Shortly after Home Slice Pizza opened on South Congress Avenue in November 2005, the power went out. The gas pizza ovens did not rely on electricity, so co-owners Terri Hannifin and Jen Strickland decided to stay open. They found enough flashlights to make sure the kitchen was safe and asked an employee to bring in a guitar. A customer who lived in the neighborhood ran home and brought back a bag of candles. Over the past 14 years, the development of the power grid is just one of many changes along the corridor, business owners said. Many local businesses—including antique store Uncommon Objects, which opened in 1991 and relocated in 2017—have been priced out due to sharply rising property values. Click to read more at www.communityimpact.com.
Residential real estate brokerages aren’t typically located in prime downtown storefront space, but Austin has at least two enterprises with that appealing amenity.

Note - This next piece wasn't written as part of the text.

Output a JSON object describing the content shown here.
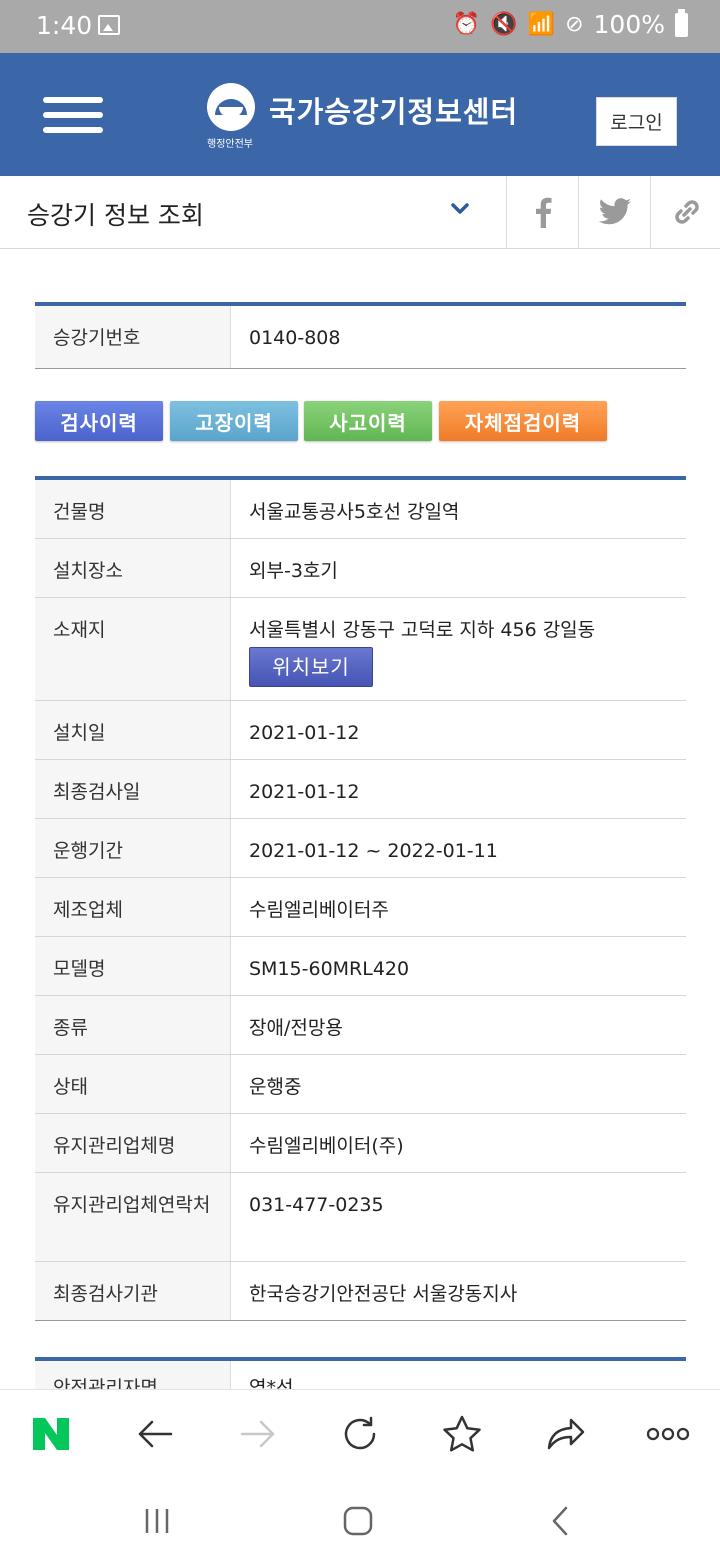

Urbanspace, owned by Kevin Burns, operates expansive offices on West Fifth Street, which includes an interior design practice and home furnishings, while DEN Property Group at West Third and Guadalupe streets is both an office and an art gallery that includes selected compositions for sale.
Click to read more at Austin Business Journal.